When it comes to sharing your streaming account, streamers can sometimes have rather large families. Users like to share the passwords of those subscriptions, which translates to lost revenue for companies, but policing the issue is tricky.

WarnerMedia CEO John Stankey was asked about the password-sharing quandary during yesterday’s HBO Max presentation. The service launches in May with 10,000 hours of content, including the entire HBO service and new HBO Max originals targeted at young adults, kids and families.

“I think the industry has an issue — what’s the right balance of people being exposed to the product and giving them the value where they want to come in and actually use it?” Stankey said.

While he acknowledged that “things in the industry are a little bit loose … as distributors are more in tune with what’s going on, they will find a way to balance that out.”

He said streaming distributors aren’t expected to be litigious, like the music-industry. “Technology is getting better at paying attention to extensive abuse — when we see 14 locations logged into one HBO account on a Sunday night with 16 different streams going … we have ways of tightening that up to prevent rampant, pervasive sharing.

“As growth taps out, the industry will come up with a method that’s a bit more rigorous,” Stankey said.

Otter Media CEO Tony Goncalves added: “You’re starting to see tiers of the service that limit concurrent usage, grow concurrent usage and adapt pricing to that. You’re going to see device registration as mechanisms to start tailoring offers.”

Goncalves explained it’s “a balancing act, and you don’t want it to be punitive, because you do want consumers engaging with the content.”

(Otter Media is a division of AT&T’s WarnerMedia. It owns Crunchyroll, VRV, Fullscreen, and Rooster Teeth.)

Also at yesterday’s WarnerMedia presentation, several HBO Max exclusives were announced, including all 23 seasons of “South Park” airing in June. The “Joker” movie will also be available at launch.

AT&T will offer HBO Max for $14.99 a month — the same price as HBO NOW. The service will be available in May 2020 to 10 million HBO subscribers on AT&T distribution platforms at no additional charge. Those who get the service through their cable providers, will get HBO Max as they reach deals with distributors.
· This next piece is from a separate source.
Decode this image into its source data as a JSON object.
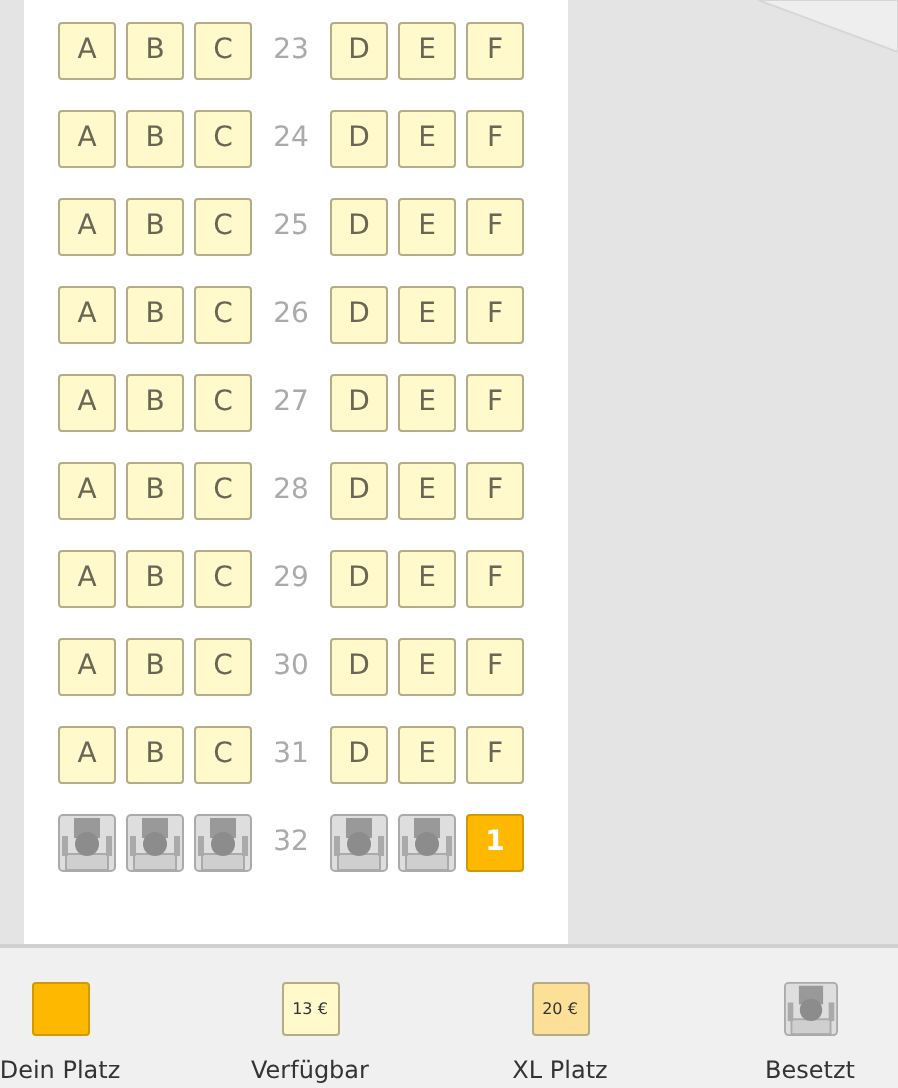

WarnerMedia is estimating 50 million domestic subscribers and 75 million to 90 million premium subscribers by the end of 2025 across the U.S., Latin America and Europe.